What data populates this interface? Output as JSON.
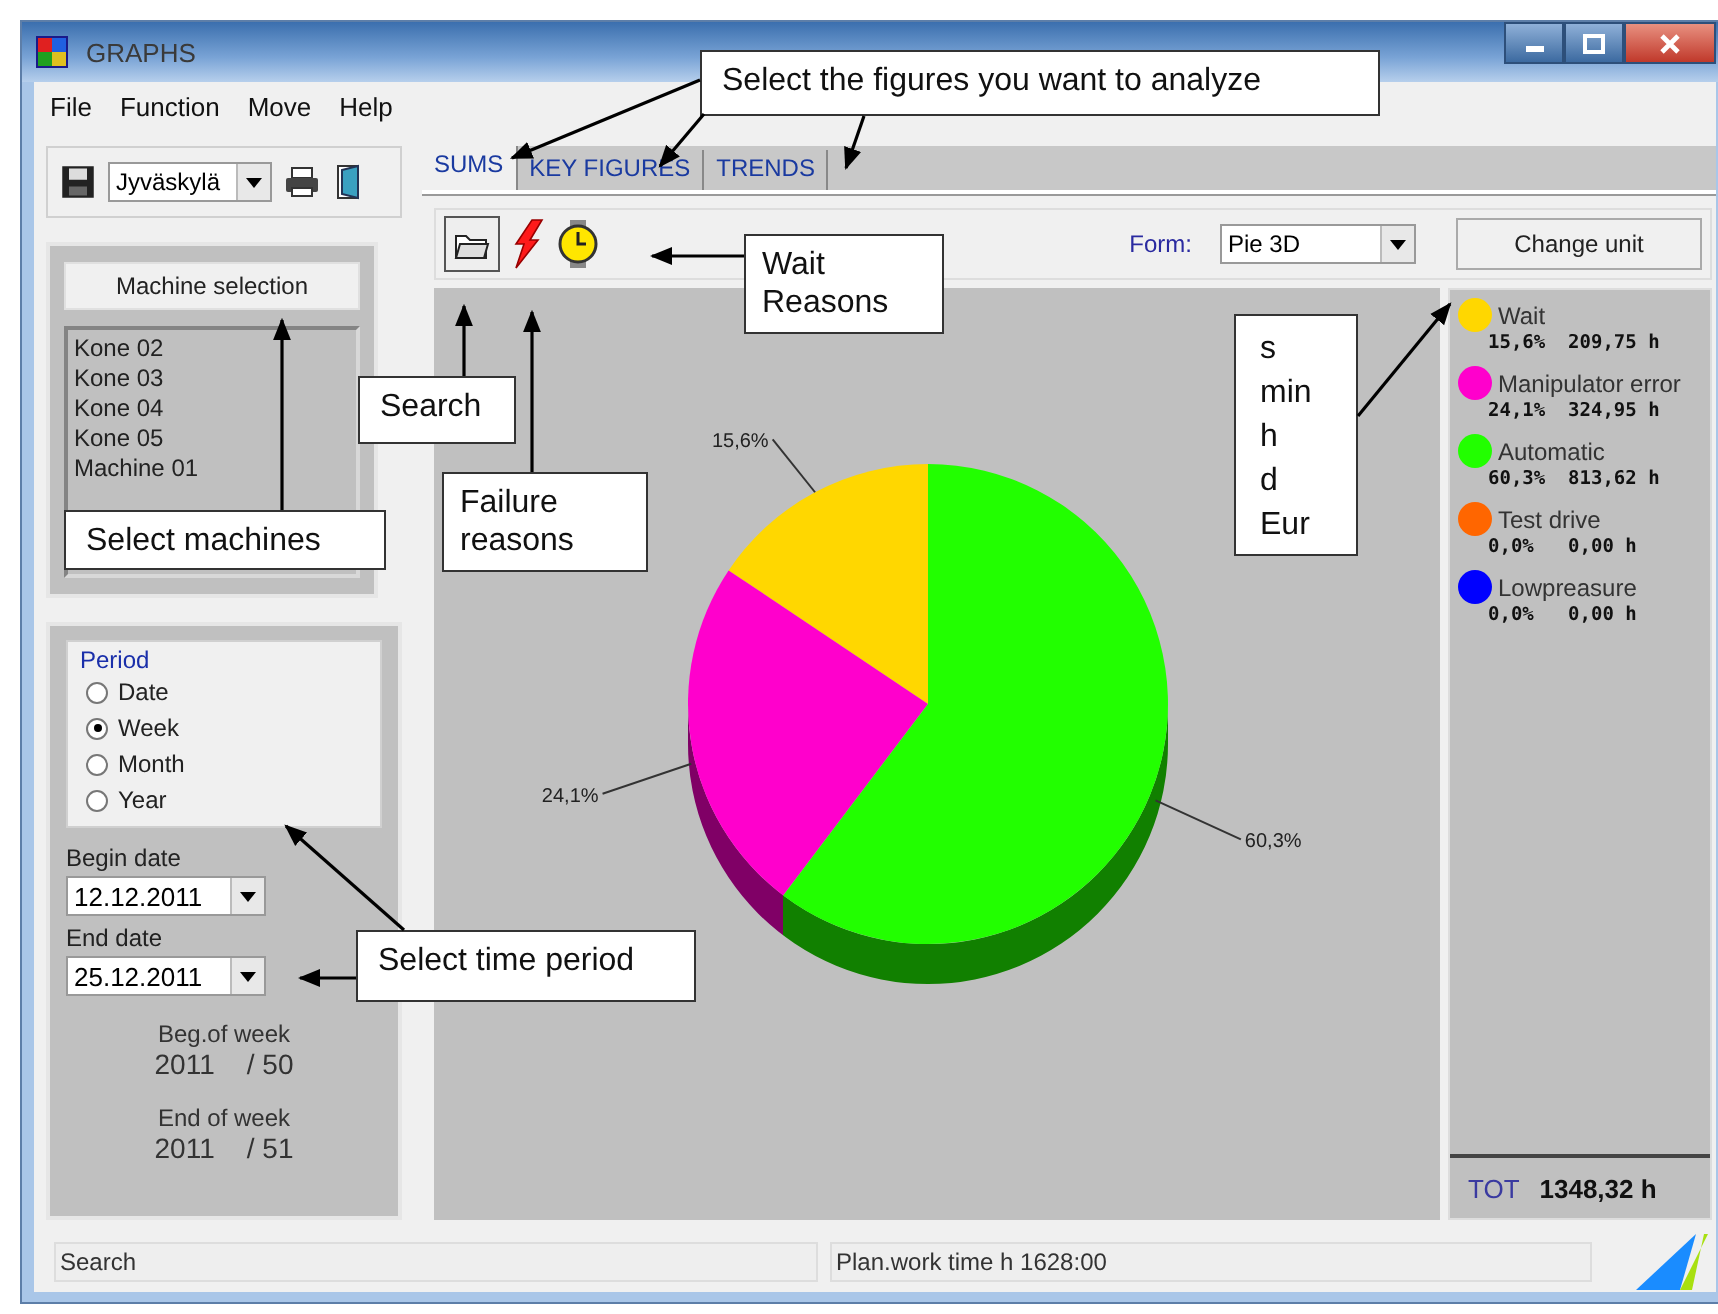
{
  "window": {
    "title": "GRAPHS"
  },
  "menu": [
    {
      "label": "File"
    },
    {
      "label": "Function"
    },
    {
      "label": "Move"
    },
    {
      "label": "Help"
    }
  ],
  "left_toolbar": {
    "location": "Jyväskylä"
  },
  "machines": {
    "button": "Machine selection",
    "items": [
      "Kone 02",
      "Kone 03",
      "Kone 04",
      "Kone 05",
      "Machine 01"
    ]
  },
  "period": {
    "title": "Period",
    "options": [
      {
        "label": "Date",
        "selected": false
      },
      {
        "label": "Week",
        "selected": true
      },
      {
        "label": "Month",
        "selected": false
      },
      {
        "label": "Year",
        "selected": false
      }
    ]
  },
  "dates": [
    {
      "label": "Begin date",
      "value": "12.12.2011"
    },
    {
      "label": "End date",
      "value": "25.12.2011"
    }
  ],
  "weeks": [
    {
      "label": "Beg.of week",
      "year": "2011",
      "week": "/ 50"
    },
    {
      "label": "End of week",
      "year": "2011",
      "week": "/ 51"
    }
  ],
  "tabs": [
    {
      "label": "SUMS",
      "selected": true
    },
    {
      "label": "KEY FIGURES",
      "selected": false
    },
    {
      "label": "TRENDS",
      "selected": false
    }
  ],
  "form": {
    "label": "Form:",
    "value": "Pie 3D"
  },
  "change_unit": "Change unit",
  "chart_data": {
    "type": "pie",
    "categories": [
      "Wait",
      "Manipulator error",
      "Automatic"
    ],
    "values": [
      15.6,
      24.1,
      60.3
    ],
    "value_labels": [
      "15,6%",
      "24,1%",
      "60,3%"
    ]
  },
  "legend": [
    {
      "color": "#ffd700",
      "stats": "15,6%  209,75 h"
    },
    {
      "color": "#ff00cc",
      "stats": "24,1%  324,95 h"
    },
    {
      "color": "#22ff00",
      "stats": "60,3%  813,62 h"
    },
    {
      "name": "Test drive",
      "color": "#ff6600",
      "stats": "0,0%   0,00 h"
    },
    {
      "name": "Lowpreasure",
      "color": "#0000ff",
      "stats": "0,0%   0,00 h"
    }
  ],
  "total": {
    "label": "TOT",
    "value": "1348,32 h"
  },
  "status_bar": [
    "Search",
    "Plan.work time h 1628:00"
  ],
  "annotations": [
    {
      "text": "Select the figures you want to analyze"
    },
    {
      "text": "Wait\nReasons"
    },
    {
      "text": "Search"
    },
    {
      "text": "Select machines"
    },
    {
      "text": "Failure\nreasons"
    },
    {
      "text": "s\nmin\nh\nd\nEur"
    },
    {
      "text": "Select time period"
    }
  ]
}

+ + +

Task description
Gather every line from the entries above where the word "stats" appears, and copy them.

Response box
      "stats": "15,6%  209,75 h"
      "stats": "24,1%  324,95 h"
      "stats": "60,3%  813,62 h"
      "stats": "0,0%   0,00 h"
      "stats": "0,0%   0,00 h"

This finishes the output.